| Exercise inputs |
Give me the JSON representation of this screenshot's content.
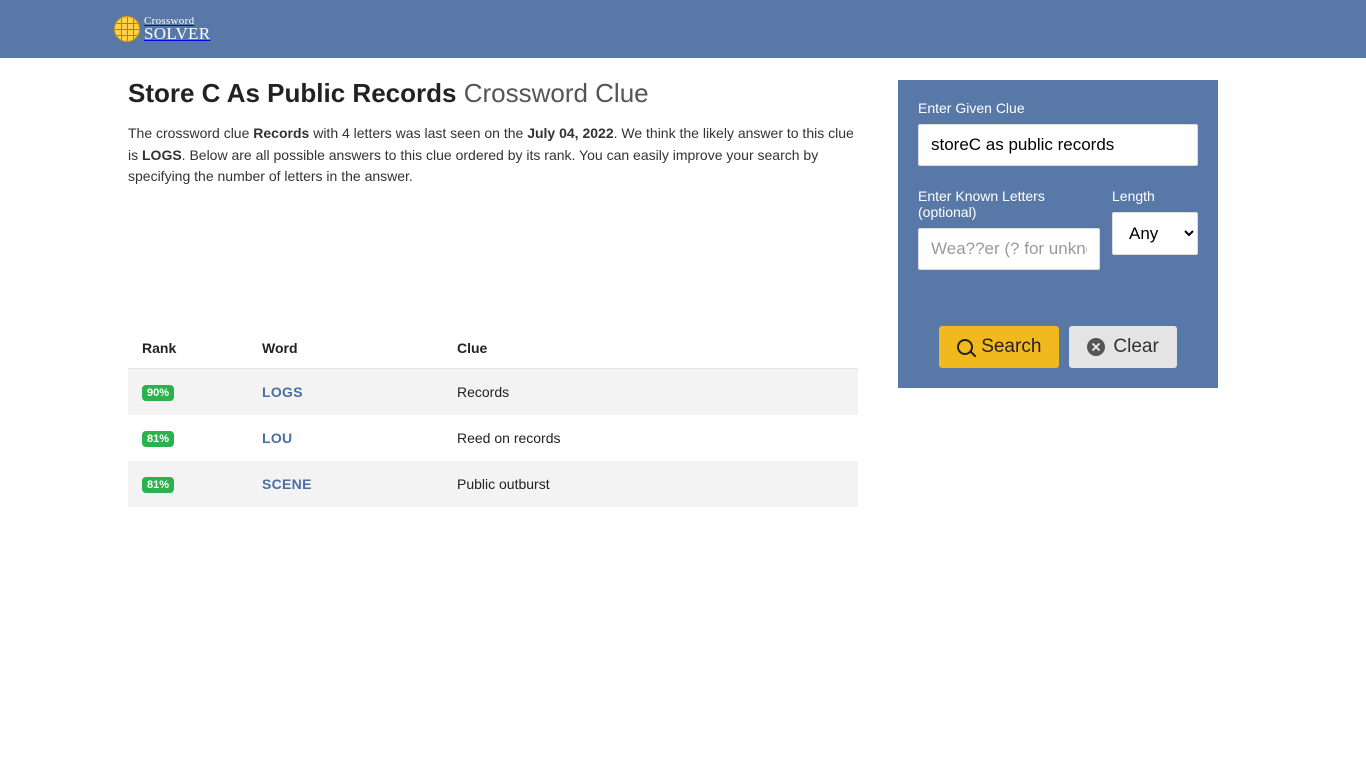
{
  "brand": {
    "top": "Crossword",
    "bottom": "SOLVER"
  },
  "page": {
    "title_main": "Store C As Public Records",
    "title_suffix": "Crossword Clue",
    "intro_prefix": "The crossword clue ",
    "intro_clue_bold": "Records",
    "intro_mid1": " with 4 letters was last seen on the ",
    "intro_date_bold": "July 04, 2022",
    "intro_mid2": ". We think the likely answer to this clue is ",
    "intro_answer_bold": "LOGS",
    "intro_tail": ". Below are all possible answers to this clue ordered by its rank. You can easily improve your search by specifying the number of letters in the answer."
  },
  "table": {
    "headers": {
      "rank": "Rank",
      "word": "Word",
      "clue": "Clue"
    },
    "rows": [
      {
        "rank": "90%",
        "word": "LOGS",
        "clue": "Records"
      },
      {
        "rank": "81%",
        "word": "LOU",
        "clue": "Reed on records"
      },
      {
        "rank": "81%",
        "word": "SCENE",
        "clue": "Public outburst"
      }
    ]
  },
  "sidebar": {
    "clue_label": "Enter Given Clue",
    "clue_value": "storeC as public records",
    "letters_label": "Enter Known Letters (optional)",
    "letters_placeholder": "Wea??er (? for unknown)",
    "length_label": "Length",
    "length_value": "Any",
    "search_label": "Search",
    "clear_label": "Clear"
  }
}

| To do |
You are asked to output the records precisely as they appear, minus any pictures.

| Output of the task |
Give me the JSON representation of this screenshot's content.
{
  "brand": {
    "top": "Crossword",
    "bottom": "SOLVER"
  },
  "page": {
    "title_main": "Store C As Public Records",
    "title_suffix": "Crossword Clue",
    "intro_prefix": "The crossword clue ",
    "intro_clue_bold": "Records",
    "intro_mid1": " with 4 letters was last seen on the ",
    "intro_date_bold": "July 04, 2022",
    "intro_mid2": ". We think the likely answer to this clue is ",
    "intro_answer_bold": "LOGS",
    "intro_tail": ". Below are all possible answers to this clue ordered by its rank. You can easily improve your search by specifying the number of letters in the answer."
  },
  "table": {
    "headers": {
      "rank": "Rank",
      "word": "Word",
      "clue": "Clue"
    },
    "rows": [
      {
        "rank": "90%",
        "word": "LOGS",
        "clue": "Records"
      },
      {
        "rank": "81%",
        "word": "LOU",
        "clue": "Reed on records"
      },
      {
        "rank": "81%",
        "word": "SCENE",
        "clue": "Public outburst"
      }
    ]
  },
  "sidebar": {
    "clue_label": "Enter Given Clue",
    "clue_value": "storeC as public records",
    "letters_label": "Enter Known Letters (optional)",
    "letters_placeholder": "Wea??er (? for unknown)",
    "length_label": "Length",
    "length_value": "Any",
    "search_label": "Search",
    "clear_label": "Clear"
  }
}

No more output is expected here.